The state of Oklahoma is asking the state’s highest court to determine whether a specific amount of Native American blood is needed in order to challenge the state’s criminal jurisdiction.
In a brief filed Wednesday in a case against Shaun Bosse, a non-Native American man who is on death row for murdering a Chickasaw family in 2010 in McClain County, the state asked the Oklahoma Court of Criminal Appeals to determine whether a certain blood quantum is needed for defendants or victims of a crime are sufficient to prove their Native American status in order for a jurisdictional challenge to be raised.

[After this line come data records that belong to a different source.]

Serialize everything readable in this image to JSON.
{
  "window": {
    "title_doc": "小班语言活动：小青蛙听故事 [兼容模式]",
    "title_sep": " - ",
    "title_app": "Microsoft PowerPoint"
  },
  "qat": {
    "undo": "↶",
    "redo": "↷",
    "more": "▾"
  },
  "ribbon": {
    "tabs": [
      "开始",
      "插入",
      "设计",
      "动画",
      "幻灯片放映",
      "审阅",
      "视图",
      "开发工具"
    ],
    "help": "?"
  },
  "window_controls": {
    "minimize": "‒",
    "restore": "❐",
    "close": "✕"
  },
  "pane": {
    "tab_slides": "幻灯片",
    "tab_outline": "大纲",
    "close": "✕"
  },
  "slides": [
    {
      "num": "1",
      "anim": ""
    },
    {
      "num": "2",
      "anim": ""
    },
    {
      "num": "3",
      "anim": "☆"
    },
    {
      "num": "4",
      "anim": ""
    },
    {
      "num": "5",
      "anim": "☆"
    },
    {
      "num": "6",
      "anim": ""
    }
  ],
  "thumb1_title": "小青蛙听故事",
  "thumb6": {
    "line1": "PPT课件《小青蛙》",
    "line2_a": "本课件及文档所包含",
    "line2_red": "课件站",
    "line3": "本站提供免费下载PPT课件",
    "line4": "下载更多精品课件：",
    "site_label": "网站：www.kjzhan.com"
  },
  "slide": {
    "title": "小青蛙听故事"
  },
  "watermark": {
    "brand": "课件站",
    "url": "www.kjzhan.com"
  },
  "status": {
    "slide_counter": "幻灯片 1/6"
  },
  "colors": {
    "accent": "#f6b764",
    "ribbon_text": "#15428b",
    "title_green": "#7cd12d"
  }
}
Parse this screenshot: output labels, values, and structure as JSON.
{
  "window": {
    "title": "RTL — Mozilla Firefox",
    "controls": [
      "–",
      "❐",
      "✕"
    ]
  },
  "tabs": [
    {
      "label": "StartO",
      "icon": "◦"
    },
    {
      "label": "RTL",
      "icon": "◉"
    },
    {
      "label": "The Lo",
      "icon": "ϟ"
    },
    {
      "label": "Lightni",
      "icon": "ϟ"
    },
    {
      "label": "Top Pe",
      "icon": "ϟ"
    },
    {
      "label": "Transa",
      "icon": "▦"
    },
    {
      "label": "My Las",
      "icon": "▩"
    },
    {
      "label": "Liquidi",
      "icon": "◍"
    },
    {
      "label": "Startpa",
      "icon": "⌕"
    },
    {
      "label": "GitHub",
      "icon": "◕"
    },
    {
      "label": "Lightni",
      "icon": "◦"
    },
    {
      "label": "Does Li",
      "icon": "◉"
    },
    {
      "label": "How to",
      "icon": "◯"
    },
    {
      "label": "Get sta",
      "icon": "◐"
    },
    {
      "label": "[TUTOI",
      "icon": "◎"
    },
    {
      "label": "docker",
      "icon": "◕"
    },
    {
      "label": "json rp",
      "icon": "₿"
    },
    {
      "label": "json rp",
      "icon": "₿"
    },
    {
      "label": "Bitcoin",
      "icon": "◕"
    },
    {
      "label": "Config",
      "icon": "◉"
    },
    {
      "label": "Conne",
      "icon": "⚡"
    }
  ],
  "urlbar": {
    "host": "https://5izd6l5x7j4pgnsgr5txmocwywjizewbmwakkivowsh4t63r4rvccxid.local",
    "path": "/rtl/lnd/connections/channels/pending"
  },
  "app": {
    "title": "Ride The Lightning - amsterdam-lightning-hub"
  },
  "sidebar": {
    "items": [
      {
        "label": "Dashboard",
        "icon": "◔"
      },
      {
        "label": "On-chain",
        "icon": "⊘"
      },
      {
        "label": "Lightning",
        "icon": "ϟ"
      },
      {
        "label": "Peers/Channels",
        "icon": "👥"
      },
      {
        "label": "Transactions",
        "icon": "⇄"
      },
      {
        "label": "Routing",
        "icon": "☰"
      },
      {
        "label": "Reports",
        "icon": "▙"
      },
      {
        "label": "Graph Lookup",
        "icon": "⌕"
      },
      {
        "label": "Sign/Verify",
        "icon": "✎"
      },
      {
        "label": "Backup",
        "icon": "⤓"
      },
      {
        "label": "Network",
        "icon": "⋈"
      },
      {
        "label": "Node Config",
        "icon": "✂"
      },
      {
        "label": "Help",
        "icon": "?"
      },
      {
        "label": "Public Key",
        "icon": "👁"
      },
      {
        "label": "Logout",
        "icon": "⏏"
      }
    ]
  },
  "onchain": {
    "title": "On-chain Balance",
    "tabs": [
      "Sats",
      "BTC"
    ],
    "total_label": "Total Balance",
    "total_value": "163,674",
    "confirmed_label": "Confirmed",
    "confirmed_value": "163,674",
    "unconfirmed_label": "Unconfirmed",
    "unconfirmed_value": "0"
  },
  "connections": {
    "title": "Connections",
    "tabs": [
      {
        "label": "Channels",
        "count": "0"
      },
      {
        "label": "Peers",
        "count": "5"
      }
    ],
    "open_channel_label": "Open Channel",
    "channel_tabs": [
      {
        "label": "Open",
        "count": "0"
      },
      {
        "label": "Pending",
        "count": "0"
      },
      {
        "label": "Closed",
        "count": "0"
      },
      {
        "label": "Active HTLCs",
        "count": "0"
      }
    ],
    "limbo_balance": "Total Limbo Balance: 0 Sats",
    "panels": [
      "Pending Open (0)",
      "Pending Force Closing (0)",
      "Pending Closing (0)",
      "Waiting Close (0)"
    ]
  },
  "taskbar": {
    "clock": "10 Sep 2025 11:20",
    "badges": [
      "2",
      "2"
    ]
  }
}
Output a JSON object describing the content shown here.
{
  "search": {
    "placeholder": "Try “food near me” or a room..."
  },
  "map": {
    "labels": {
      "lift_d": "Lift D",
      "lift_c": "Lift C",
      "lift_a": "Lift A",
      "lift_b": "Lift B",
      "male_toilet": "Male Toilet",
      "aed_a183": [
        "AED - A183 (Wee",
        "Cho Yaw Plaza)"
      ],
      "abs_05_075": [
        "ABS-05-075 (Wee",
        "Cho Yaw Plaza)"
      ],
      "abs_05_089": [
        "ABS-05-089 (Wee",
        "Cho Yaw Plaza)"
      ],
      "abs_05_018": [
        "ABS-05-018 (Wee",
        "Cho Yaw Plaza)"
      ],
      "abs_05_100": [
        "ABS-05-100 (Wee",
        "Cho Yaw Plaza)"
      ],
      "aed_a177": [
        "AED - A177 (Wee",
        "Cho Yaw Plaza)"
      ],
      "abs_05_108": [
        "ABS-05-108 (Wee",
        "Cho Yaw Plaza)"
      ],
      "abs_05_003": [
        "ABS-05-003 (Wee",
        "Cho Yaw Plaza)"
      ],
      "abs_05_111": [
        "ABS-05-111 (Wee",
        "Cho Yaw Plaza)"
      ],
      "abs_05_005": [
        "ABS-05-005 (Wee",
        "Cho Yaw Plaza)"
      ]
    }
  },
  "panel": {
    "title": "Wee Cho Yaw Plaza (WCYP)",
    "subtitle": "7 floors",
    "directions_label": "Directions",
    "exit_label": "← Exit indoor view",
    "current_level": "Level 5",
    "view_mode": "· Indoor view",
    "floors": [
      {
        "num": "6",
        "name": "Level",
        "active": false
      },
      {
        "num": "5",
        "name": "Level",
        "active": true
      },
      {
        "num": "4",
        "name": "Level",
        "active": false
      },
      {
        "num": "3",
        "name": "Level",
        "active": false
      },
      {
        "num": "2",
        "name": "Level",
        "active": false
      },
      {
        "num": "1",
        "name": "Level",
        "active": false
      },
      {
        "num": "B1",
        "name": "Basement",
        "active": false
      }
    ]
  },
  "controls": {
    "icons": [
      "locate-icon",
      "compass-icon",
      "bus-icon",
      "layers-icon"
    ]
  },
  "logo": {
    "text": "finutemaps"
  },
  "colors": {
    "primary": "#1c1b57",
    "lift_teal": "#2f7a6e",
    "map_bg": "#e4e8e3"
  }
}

District 18 District Attorney Chuck Sullivan in October made a similar statement during a remanded evidentiary hearing for Devin Sizemore, a Pittsburg County resident convicted for the 2016 death of his daughter, Emily.
Sullivan brought up Sizemore’s blood quantum being 1/128th “to preserve an argument on the record.”
“There has to be a cutoff somewhere,” Sullivan said.
District 18 District Judge Tim Mills said the argument was beyond the scope of the OCCA’s remand order and he would not make a ruling on the matter.
In the Bosse case, District 21 District Attorney Greg Mashburn brought up the blood quantum of the three murder victims, 23/128, 23/256, and 23/256.
Mashburn wrote in the brief he urged District 21 District Judge Leah Edwards “to consider case law from other jurisdictions requiring a certain blood quantum, generally 1/8 (12.5%), for an individual to be considered Indian for purposes of federal criminal jurisdiction.”
Edwards in her ruling noted that the term “Indian” is not statutory defined and that different courts have made rulings on the definition, but said the OCCA mandated the court to determine whether the three victims “has some Indian blood.”
In the brief to the OCCA, Mashburn said the State “does not advocate a particular blood quantum” nor does the state “seek to define who is, or is not, Indian for any purpose other than criminal jurisdiction.”
Mashburn said the argument is to promote consistency with other courts and to avoid “a jurisdictional loophole.”
The loophole was described as a defendant having his state conviction vacated “only to successfully argue in federal criminal proceedings that he is not Indian due to a low blood quantum and thereby escape justice.”
Arguments were also made that the federal General Crimes Act do not preclude the state’s jurisdiction in the case and the prosecution will not interfere with the federal government’s concurrent jurisdiction “nor does it impinge on tribal sovereignty, but instead advances the interests into state sovereignty.”
Mashburn also wrote in his brief that Bosse’s jurisdictional claims were available to him “long prior to McGirt” and that a claim under the Major Crimes Act or General Crimes Act could have reasonably formulated before that decision.
The state asks the OCCA to deny Bosse’s jurisdictional claim, but if the court decides to grant Bosse’s claim, for a stay in the case to be issued for 30 days for federal officials to secure custody of Bosse.
Contact Derrick James at email@example.com